Payments for facilitation are only permissible in extremely few circumstances. A facilitation payment is defined as behaviour (offering, providing, or receiving a benefit of modest value) carried out solely or mostly for the purpose of speeding or securing the fulfillment of a minor government activity. Only where there is a question of whether a person has bribed a foreign public official does the facilitation offence apply outside of Australia. The person does not commit the primary international bribery offence if the bribe is a facilitation payment and the statutory prerequisites for that payment are met. Australia’s preservation of the facilitation payment defense has long been criticized in Australia and by the Organization for Economic Cooperation and Development. It is still included in the Criminal Code.
As a matter of law, the bribe’s value is irrelevant. What matters is the purpose to influence the recipient to act in a certain way in the context of their job. As a result, little gifts or benefits given in the ordinary course of business could theoretically be considered corruption if it can be demonstrated that they were given with this specific goal. In practice, in the case of low-value advantages, such intent will be ruled out. As a result, isolated low-value presents such as flowers, lunch, a pen with the company logo, or a bottle of wine are unlikely to be considered bribes. Facilitation payments are not permitted under Belgian law as a matter of principle and in light of the foregoing.
Despite the fact that facilitation payments almost always result in an unfair advantage, they are not specifically specified under French criminal law. There are currently no regulations or criteria in place under French criminal law to determine when a facilitation payment is allowed. Bribery should not be camouflaged by the abuse of the word “facilitation payments,” which the OECD Convention finds appropriate under limited, narrow situations (minor payments, for example, to acquire permission to unload goods in a port), according to the European Parliament. It has asked “Member States to agree to reject this notion, or to apply it only in severe circumstances,” according to the report. Case law: French courts have traditionally applied a broad interpretation to the term “undue advantage.” Self-appreciation: It is the responsibility of the appropriate individual to determine whether a facilitation payment is legal. The AFA expressly states: For entities subject to the Sapin II Act (see question 4.1), the AFA expressly states: under its instructions, states that all facilitation payments (regardless of quantity or frequency) can be prosecuted for corruption; and demands that restrictions on facilitation payments be included in their compliance programs.
It is critical to identify if a discount is a legitimate customer-oriented business strategy or an undesirable unfair relationship beginning when evaluating the admissibility of discounts and bonuses. Arguments against admissibility include an unusually high level of the relevant benefit and a small variance. On the other hand, the routine negotiation of discounts in a transparent and well-documented manner creates no problems. Ireland is a country in Europe. In Irish law, there is no distinction between facilitation payments and other forms of corruption. As a result, if a payment falls within the scope of the Corruption Act, the individuals or corporations involved may be charged with a crime.

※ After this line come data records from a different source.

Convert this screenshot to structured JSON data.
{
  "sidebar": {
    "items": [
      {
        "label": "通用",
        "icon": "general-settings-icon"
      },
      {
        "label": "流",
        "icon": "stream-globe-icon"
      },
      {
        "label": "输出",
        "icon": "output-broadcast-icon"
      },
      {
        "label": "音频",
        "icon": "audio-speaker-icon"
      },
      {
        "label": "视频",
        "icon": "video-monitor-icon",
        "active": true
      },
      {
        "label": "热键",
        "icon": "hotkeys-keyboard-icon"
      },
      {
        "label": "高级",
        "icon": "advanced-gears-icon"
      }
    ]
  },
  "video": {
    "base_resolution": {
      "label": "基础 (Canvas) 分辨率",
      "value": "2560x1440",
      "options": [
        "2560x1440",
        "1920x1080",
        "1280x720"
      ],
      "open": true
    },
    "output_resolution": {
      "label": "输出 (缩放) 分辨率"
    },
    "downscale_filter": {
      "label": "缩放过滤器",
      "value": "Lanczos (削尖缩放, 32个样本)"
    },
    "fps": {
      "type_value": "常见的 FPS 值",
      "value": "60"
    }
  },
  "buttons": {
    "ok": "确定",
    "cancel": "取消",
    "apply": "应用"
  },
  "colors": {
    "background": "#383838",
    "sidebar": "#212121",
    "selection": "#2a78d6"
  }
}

Under Article 322 quinquies of the Swiss Crimi, anyone who offers, promises, or gives an undue advantage to a member of a Swiss judicial or other authority, a public official, an officially appointed expert, translator or interpreter, an arbitrator, or a member of the armed forces in order for the person to carry out his or her official duties faces a fine or up to three years in prison (SCC). The individual who accepts such a facilitation payment is subject to the SCC’s Article 322sexies. As a result, granting or accepting an advantage is illegal in Switzerland. In colloquial terminology, such unethical behavior is referred to as a “grease payment.” Because they fall outside the scope of the SCC, facilitation payments to foreign public officials are not sanctioned under Swiss law. UK Regardless of their amount or frequency, facilitation payments have always been prohibited in the United Kingdom. That was the case prior to the UK Bribery Act’s implementation. An enforcement agency will evaluate whether it is in the public interest to prosecute in relation to facilitation payments when deciding whether to prosecute. It’s more likely that you’ll face charges if: Payments have been made in substantial amounts or on a regular basis; Payments were scheduled or accepted as part of a typical corporate practice; Payments imply that an official has been corrupted; or There has been a blatant disregard for any existing policy on facilitation payments.
Facilitation payments are controlled, and the Federal Penal Code’s Articles 234 and 237 apply once again. In 2016, the code was changed to allow international public officials to be included, expressly to combat such situations. In this instance, the sanctions outlined in Articles 234 and 237 will also apply.
Any facilitating or expediting payment to a foreign official, political party, or party official, the objective of which is to expedite or secure the performance of a regular governmental activity by a foreign official, political party, or party official (18 USC 78dd-1(b)) is exempt from the FCPA. This exception only applies to non-discretionary government actions, such as “processing visas, providing police protection or mail service, and supplying utilities such as phone service, power, and water” (DOJ and SEC, “A Resource Guide to the US Foreign Corrupt Practices Act,” at 25 (2012, updated 2015).